SEATTLE -- Warning that thousands more people could end up homeless and dying on the streets, Dr. June Osborn, chairwoman of the National Commission on AIDS, said the campaign against acquired immune deficiency syndrome must be stepped up immediately.
"We have done a terrible job combating this epidemic, and we should be ashamed," she said. "In particular, we need better housing and more in-home care for people with AIDS. If we wait until they need hospitalization, the nation will go broke, and thousands will end up on the streets dying."
Ms. Osborn, dean of the University of Michigan School of Public Health, made her comments at a news conference in Seattle yesterday before the dedication of the Bailey-Boushay House, the country's only residential facility designed specifically to treat AIDS patients.

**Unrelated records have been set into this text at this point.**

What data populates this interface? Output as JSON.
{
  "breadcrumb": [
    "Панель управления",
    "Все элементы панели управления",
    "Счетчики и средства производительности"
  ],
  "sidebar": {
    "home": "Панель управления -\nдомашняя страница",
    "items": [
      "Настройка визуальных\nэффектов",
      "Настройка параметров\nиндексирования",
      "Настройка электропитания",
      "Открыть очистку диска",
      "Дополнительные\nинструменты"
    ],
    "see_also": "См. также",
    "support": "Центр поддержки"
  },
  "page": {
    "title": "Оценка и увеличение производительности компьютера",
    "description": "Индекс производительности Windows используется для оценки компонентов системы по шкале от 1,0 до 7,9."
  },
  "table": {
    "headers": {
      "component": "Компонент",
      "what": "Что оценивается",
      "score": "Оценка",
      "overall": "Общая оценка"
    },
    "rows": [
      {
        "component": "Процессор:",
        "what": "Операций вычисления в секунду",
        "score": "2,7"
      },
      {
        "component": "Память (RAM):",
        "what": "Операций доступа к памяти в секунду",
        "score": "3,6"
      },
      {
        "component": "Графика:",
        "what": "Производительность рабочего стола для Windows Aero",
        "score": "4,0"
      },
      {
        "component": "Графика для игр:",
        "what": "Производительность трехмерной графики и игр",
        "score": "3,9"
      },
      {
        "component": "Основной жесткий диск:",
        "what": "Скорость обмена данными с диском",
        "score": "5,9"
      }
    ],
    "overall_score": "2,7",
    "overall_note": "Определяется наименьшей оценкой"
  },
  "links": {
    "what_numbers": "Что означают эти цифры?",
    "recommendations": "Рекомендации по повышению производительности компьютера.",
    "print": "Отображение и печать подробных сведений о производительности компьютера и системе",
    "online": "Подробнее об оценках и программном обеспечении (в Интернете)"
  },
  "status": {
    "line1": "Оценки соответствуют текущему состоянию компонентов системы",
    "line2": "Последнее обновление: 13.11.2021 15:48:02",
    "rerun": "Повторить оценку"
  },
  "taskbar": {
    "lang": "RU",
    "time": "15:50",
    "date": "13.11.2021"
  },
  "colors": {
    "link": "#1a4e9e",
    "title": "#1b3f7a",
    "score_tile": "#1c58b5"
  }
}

Ms. Osborn said she was particularly frustrated by the lack of federal money available for AIDS care to help communities do just that.
"It is absolutely ridiculous. By the end of 1993, it is expected there will be 350,000 AIDS cases in this country, and communities must have help," she said.
The political and economic pressures of the AIDS epidemic, to say nothing of the loss of life, will almost certainly become a major issue in the 1992 campaign, Ms. Osborn said.